Potential—Pollution, habitat conversion, hydrologic changes

Site Description: The 83-acre park is owned by the City of Stamford. The park offers swimming, boating, walking, biking, roller-blading, picnicking, ice skating, birding, photography, and fishing. The remarkable thing about Cove Island Park is the diversity of habitats within the park. These include, sandy and rocky beaches, salt marsh, mud flats, estuary, a large pond (Holly Pond), the last undeveloped sand dune in Stamford, woods, cut lawn, fresh water wetlands, meadows, brushy areas, and a planned butterfly garden (29 species of butterflies have been identified here).

IBA Criteria: Rare, Unique, or Representative Habitat; Exceptional Concentrations of Migratory Landbirds.

Birds: The Park is not only unique in its number of habitats, but also its rareness in the Stamford area. There are no similar local habitats. Similar but not as diverse habitat may be found at Greenwich Point Park (5 miles to the southwest), Sherwood Island in Westport (20 miles to the northeast) and Pelham Bay, New York (30 miles to the south). These long distances are critical after a night of migration for migratory songbirds. Flying longer distances could mean death for numerous birds. Many species return year after year during the spring and fall migrations since the park is situated on the coastal migration paths. This is readily evident looking at the checklist, which lists 287 species documented over the last 15 years. Holly Pond provides foraging habitat for wading birds in the nesting, and post-nesting seasons, it also provides habitat for many waterfowl and gulls in the winter and migration seasons.
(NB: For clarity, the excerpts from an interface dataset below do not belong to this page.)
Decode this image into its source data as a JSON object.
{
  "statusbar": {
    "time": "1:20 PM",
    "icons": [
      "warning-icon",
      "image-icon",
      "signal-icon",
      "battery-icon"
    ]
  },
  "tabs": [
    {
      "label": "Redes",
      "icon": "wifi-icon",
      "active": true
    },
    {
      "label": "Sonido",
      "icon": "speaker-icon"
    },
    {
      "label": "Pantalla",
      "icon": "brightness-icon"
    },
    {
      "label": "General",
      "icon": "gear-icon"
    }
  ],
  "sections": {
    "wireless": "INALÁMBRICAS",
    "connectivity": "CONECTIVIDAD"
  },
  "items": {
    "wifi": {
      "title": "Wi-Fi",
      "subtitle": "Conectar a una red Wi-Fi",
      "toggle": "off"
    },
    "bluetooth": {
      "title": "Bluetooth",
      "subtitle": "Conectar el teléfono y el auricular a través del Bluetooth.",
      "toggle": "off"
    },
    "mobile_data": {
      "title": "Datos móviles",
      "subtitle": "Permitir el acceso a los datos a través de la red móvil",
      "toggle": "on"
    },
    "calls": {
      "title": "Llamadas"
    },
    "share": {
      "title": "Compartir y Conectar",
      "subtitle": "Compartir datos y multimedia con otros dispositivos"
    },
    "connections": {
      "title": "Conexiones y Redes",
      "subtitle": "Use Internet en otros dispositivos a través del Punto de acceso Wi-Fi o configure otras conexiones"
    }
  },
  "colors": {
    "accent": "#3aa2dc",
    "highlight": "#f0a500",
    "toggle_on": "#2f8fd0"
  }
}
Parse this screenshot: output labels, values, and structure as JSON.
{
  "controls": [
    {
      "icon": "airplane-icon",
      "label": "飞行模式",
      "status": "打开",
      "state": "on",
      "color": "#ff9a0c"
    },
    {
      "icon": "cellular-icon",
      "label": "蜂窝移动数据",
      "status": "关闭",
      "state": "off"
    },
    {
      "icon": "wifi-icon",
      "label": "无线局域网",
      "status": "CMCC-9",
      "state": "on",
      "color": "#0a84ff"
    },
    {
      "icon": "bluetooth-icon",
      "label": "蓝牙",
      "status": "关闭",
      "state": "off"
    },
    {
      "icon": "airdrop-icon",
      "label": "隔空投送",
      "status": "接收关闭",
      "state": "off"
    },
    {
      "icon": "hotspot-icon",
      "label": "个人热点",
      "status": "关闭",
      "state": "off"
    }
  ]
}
Non-avian Resources: Over 50 species of butterflies have been recorded in the park. The park is an important recreational resource for Stamford and southwestern Connecticut. There is a nonprofit environmental education center in the park operated by SoundWaters.

Existing Conservation Measures: A 10-acre undeveloped area of the park is being proposed to the City of Stamford as a bird or nature sanctuary. Audubon has teamed up with GE Elfun Volunteers for several conservation and education projects in the park.

State-listed Species:






Great Egret, threatened

, foraging



Snowy Egret, threatened

, foraging



Common Tern, Special Concern



How you can help, right now